Evaluation and Testing
Without tests to confirm your accessibility efforts, the effort is pointless.
Making a Plan #
A test plan makes sure you get what you need to out of your tests. Can be a set of criteria or a task list to run through. As long as it ensures your accessibility efforts align with your product plan. Should include:
- Testing methods
- How the methods support reaching accessibility targets
- Documenting the results
- Feeding the results back into product improvement
Heuristics and Analysis #
Heuristic testing is testing against existing goals and guidelines, usually by people on the project.
Prototype Evaluation #
Heuristic Evaluations test an interface against guidelines, like the WCAG, and any additional issues. The WCAG 2.0 covers many use cases and is a solid starting point.
Cognitive Walkthroughs test the interface against specific tasks. They can emulate specific tools or setups, like using assisstive tech or in different environments (harsh light, loud rooms, etc).
Code Reviews #
Code reviews are helpful early on. Check for code quality and consistency, as issues with this can leak over to the user experience.
Automated Tests #
Automated tests aren't enough, but can still ensure certain criteria are met. Criteria focused on user experience can't be programmatically verified.
Best done near the end of production, but with time to make changes if needed. Recommended tool is the Tenon API in the build process. It can also be an education opportunity - not understanding why an accessibility test failed means learning how it did and why it matters.
Device and Browser Testing #
Accessibility is greatly affected by the wide range of devices and browsers a user may be using. Testing over a wide spectrum, not just your own browser, is crucial.
Due to resource limits, we need to prioritize browsers and devices. Make sure you have good reason for your choices, such as knowing they're very popular with your audience. Should ideally aim to test for:
- Desktop computers on all major OS's

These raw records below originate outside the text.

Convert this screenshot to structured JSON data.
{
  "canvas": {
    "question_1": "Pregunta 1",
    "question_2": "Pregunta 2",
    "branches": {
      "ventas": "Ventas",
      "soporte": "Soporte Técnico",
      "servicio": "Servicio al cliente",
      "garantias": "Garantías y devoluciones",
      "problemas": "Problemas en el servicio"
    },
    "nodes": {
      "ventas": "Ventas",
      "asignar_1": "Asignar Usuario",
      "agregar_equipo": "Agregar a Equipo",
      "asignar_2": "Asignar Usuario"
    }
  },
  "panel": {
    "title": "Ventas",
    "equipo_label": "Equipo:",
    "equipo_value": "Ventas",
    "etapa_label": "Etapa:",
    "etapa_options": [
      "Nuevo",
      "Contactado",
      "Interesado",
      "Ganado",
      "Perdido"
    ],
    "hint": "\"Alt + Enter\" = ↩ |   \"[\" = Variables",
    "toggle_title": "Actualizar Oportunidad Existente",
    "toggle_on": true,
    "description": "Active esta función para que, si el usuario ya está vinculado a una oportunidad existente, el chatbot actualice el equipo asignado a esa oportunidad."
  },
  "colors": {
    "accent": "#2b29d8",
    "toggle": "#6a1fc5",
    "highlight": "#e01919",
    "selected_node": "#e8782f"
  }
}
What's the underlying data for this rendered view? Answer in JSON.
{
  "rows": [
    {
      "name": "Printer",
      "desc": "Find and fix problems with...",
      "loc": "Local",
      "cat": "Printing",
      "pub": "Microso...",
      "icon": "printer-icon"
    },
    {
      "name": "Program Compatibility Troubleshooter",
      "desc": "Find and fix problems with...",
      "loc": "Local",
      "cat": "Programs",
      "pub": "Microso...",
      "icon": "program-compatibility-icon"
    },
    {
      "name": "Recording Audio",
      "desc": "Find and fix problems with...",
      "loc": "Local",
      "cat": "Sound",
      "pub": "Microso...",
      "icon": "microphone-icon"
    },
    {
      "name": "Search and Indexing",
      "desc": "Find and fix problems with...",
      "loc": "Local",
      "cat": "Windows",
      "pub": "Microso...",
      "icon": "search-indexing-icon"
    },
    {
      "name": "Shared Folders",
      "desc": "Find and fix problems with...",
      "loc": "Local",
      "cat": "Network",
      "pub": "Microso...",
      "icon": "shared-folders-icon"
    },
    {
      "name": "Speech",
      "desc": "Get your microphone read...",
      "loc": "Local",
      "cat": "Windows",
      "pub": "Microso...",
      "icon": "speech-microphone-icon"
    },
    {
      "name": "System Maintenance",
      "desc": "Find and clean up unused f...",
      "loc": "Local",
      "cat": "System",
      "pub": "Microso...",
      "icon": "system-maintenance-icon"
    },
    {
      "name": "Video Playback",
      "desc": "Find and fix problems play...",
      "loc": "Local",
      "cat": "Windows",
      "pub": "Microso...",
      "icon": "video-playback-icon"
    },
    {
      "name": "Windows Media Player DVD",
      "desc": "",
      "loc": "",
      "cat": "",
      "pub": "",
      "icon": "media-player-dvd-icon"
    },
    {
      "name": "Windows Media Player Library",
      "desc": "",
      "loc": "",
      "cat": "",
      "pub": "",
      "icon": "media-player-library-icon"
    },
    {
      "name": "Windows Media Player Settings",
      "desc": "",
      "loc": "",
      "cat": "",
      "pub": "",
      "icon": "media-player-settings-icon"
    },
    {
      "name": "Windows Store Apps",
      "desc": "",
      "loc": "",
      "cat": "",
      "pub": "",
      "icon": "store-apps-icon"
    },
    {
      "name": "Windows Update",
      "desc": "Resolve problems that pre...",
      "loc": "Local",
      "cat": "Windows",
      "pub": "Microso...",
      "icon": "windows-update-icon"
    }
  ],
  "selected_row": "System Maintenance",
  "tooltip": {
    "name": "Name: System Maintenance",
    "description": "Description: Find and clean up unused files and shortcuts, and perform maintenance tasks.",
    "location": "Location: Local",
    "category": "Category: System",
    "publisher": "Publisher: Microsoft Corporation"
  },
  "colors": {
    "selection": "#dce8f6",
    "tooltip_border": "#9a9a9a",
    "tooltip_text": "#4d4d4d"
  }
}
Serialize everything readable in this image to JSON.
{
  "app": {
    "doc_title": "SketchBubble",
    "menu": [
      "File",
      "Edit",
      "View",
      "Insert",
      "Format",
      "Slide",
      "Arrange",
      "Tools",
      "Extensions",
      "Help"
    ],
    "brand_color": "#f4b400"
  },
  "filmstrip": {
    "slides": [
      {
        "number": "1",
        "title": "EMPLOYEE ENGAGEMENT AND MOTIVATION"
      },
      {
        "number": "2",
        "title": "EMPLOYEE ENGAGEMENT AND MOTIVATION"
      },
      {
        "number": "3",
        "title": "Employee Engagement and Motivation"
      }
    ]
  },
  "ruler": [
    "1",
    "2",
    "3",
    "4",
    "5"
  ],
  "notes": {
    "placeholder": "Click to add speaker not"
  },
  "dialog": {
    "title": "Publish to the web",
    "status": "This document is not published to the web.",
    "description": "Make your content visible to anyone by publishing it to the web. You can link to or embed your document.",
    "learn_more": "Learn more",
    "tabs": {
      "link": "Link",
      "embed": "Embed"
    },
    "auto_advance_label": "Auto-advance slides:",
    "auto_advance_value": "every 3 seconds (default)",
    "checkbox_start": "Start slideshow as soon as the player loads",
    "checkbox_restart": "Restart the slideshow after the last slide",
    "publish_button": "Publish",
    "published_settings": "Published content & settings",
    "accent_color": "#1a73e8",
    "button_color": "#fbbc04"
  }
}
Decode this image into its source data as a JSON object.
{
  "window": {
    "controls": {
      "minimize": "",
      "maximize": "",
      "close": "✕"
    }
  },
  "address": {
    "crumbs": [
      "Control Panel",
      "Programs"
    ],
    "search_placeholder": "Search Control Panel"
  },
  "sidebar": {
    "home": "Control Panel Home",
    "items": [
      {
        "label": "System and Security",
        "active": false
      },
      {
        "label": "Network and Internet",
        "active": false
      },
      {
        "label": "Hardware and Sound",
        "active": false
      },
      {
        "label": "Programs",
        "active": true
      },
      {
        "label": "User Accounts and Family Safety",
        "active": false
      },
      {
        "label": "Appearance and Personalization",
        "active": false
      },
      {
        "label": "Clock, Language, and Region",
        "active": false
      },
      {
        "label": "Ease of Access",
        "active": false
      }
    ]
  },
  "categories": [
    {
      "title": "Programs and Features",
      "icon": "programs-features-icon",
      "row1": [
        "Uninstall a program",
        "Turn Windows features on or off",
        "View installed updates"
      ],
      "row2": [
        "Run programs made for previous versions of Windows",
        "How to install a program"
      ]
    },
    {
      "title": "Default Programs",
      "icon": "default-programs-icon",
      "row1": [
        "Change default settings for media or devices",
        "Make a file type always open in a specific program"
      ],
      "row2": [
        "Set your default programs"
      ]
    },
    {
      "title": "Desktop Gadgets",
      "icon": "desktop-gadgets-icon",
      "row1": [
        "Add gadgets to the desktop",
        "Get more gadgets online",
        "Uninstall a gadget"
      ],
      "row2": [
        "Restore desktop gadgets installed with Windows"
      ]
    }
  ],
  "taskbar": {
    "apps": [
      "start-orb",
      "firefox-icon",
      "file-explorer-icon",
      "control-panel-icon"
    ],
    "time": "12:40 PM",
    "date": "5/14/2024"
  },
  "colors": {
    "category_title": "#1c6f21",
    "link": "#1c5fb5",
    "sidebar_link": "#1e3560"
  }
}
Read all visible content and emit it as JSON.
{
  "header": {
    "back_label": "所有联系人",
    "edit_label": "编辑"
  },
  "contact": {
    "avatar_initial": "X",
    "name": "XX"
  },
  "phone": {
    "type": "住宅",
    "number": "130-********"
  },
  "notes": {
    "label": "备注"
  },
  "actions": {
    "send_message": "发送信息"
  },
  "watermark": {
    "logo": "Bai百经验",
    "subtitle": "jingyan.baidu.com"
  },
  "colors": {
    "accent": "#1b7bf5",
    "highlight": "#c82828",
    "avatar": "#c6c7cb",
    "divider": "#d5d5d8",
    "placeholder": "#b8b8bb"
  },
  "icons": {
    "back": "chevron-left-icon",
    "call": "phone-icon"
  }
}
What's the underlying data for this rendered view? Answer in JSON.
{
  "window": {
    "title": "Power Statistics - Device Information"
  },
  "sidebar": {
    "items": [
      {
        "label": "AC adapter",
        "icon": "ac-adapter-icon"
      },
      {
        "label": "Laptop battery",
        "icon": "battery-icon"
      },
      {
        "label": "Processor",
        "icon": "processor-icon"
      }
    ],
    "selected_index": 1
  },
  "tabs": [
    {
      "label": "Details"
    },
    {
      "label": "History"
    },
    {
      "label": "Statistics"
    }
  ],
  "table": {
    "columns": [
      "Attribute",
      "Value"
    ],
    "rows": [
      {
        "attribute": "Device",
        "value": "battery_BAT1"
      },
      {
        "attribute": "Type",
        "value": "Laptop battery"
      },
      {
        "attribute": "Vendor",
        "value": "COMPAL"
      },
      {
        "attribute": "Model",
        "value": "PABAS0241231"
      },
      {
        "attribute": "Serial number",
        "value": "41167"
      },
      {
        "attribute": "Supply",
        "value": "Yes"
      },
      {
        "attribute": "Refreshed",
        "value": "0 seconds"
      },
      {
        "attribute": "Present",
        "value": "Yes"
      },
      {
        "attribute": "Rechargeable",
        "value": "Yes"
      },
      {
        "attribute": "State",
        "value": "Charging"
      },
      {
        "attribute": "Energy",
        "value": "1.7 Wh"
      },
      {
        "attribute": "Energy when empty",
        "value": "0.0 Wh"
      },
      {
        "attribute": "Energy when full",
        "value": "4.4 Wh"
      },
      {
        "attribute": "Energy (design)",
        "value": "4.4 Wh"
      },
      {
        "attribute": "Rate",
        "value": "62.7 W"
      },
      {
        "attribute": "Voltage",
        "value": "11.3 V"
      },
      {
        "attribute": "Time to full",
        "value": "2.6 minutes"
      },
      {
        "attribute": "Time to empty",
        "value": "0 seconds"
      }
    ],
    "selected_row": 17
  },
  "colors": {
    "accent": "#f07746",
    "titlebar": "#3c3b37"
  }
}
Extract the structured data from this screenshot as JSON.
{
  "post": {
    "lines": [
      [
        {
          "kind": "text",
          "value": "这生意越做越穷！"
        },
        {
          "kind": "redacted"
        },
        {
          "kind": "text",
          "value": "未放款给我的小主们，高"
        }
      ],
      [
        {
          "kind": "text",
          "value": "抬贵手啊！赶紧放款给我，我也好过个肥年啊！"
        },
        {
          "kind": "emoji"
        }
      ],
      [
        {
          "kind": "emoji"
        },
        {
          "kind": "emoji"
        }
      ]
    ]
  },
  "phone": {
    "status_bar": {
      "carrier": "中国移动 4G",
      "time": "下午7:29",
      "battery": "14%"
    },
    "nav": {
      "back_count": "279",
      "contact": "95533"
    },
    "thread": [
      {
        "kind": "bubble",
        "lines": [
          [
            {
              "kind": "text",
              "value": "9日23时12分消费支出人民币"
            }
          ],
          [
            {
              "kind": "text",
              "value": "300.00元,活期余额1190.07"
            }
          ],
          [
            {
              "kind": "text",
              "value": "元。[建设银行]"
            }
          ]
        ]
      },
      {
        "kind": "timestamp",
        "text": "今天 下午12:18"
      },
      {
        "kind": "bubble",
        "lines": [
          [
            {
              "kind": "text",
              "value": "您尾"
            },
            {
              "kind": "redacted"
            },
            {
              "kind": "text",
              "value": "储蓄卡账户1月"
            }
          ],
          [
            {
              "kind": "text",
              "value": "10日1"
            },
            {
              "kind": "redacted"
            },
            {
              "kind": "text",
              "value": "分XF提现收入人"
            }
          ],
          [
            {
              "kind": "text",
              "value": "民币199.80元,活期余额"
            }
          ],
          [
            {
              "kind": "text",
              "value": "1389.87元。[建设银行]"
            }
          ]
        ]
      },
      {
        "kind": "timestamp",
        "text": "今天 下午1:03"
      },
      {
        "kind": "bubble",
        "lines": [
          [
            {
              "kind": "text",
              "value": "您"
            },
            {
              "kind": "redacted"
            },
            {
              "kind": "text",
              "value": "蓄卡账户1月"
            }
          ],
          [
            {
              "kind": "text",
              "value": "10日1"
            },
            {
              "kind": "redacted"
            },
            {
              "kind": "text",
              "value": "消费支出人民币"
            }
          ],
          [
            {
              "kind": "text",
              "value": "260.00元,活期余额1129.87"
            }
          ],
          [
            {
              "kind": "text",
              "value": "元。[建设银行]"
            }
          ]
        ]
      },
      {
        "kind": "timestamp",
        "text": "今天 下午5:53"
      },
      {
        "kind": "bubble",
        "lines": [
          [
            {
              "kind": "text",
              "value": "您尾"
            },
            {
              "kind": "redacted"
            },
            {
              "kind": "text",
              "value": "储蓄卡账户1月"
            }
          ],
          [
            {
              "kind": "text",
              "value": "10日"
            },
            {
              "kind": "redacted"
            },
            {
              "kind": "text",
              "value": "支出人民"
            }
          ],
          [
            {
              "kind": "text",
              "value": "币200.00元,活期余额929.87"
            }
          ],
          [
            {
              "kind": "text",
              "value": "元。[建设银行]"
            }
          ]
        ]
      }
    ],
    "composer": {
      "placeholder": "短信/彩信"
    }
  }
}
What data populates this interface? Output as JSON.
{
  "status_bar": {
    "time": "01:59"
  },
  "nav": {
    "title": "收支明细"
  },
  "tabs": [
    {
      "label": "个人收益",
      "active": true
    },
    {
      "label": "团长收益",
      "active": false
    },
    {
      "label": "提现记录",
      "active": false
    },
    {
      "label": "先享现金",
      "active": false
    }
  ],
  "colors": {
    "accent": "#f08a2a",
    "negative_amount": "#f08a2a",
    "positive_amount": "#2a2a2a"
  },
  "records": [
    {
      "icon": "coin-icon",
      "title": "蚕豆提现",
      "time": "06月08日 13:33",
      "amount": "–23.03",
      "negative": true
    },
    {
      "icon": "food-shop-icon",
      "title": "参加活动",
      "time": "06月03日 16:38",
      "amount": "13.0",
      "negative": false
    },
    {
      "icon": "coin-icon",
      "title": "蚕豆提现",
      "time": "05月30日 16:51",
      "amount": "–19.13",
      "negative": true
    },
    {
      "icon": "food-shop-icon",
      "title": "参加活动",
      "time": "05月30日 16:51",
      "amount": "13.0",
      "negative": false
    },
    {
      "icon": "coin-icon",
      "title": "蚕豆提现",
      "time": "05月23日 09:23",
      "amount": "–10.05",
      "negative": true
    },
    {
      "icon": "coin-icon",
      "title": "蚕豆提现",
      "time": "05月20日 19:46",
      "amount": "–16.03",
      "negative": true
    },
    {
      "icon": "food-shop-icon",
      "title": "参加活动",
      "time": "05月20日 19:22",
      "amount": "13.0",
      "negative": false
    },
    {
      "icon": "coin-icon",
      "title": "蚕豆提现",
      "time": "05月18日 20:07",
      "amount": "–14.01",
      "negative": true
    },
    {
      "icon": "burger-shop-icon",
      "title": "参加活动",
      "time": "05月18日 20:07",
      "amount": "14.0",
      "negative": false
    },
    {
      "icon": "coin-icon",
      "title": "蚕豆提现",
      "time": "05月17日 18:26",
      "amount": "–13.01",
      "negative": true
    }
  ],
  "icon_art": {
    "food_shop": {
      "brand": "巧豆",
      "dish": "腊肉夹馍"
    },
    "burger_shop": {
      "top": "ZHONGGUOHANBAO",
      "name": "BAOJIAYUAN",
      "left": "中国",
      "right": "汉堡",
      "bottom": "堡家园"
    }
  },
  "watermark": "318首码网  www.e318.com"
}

- Mobile devices on all major OS's
- Latest versions of all major browsers, for desktop and mobile
- Assisstive tech such as screen readers
- Keyboard navigation
- Popular accessibility settings, such as zoom and screen magnification
Virtual machines (VirtualBox, VMWare) are great for simulating older OS's. But remember that the hardware and keyboard setup will likely be different, and can change the user experience. Make sure all testers know the differences.
Validators and Checkers #
Validators check your code quality in a straightforward, if limited, way. They're better for quick checks to obvious problems in the front-end. Failing is okay as long as it's for a good reason that doesn't affect things for the user (like missing css prefixes before they're added on automatically).
Well-known validator is the W3C markup validator, or HTML validator. Errors can be tough to understand at first. Also the WemAIM's WAVE accessibility evaluator. Better draws focus to accessibility errors in the context of the page, and has good info. Pages are tested against the WCAG guidelines. You get errors as well as recognitions for what you did right. Local sites can use this with the WAVE toolbar add-on for Chrome and Firefox.
You can use a color contrast checked to make sure your foreground and background colors are legible enough. Some, like Color Oracle, show the colors with different color blindness filters.
Readability Checkers look for ease of reading and reading level, like Hemingway App. Not the same as a person reading it, but give a good, rough overview.
Connection Emulation tools can simulate lowered or throttled internet access.
Testing Keyboard Navigation #
Keyboard testing is easy, just navigate through your site with your keyboard! Usually uses:
- A modifier key like
- Left and right arrow keys
You may need to enable full keyboard access on your browser. Also make sure to test screen readers with and without keyboard usage.
Usability Testing #
Best to test with actual people who will use your site. You may not be able to test early, since people with some disabilities, or by using some assisstive tech or methods, may not work well enough before working versions are done. Avoid testing too much with your team - they already have knowledge and assumptions about the product that will bias the results.
When finding testers, aim for people more familiar with needed assisstive tech, not just people who know how to use it. Cuts through false assumptions you may have about assisstive tech. Just don't categorize users based on those with disabilities. The variety of accessibility needs is so varied that generalization is impossible. We can only test with as many different people as possible each time.
Don't get people with disabilities just for that reason - make sure they're still in your target audience!
When running tests, aim to get a good facilitator. Someone who can get along well with participants without leading them on. People who made the product are unwise here, since they may want their product to succeed and give leading clues that bias the results. Be sure to record it in some way, audio or video, and take notes!
Make test scenarios based on real use cases and essential product tasks. Prepare in advance with questions, and pay attention during the tests!
- What's the user's expectations and prior knowledge?
- What are their initial reactions, thoughts, and feelings?
- What's their event flow, or the actions they take, and why?
- What are they saying and doing? What can we learn from it?
- What obstacles do they encounter?
Remember that testing is an ongoing process. It stops accessibility from being lost over time, and to find better solutions later on. Consider adding a quick feedback form on your site for continuous user feedback, and making your accessibility policy public. Just don't derail or create entirely new plans due to a few isolated cases of feedback.
Testing is research that happens over time, not evidence of your skill. It can be frustrating to see attempts at change fail, but the serve the goal of getting better.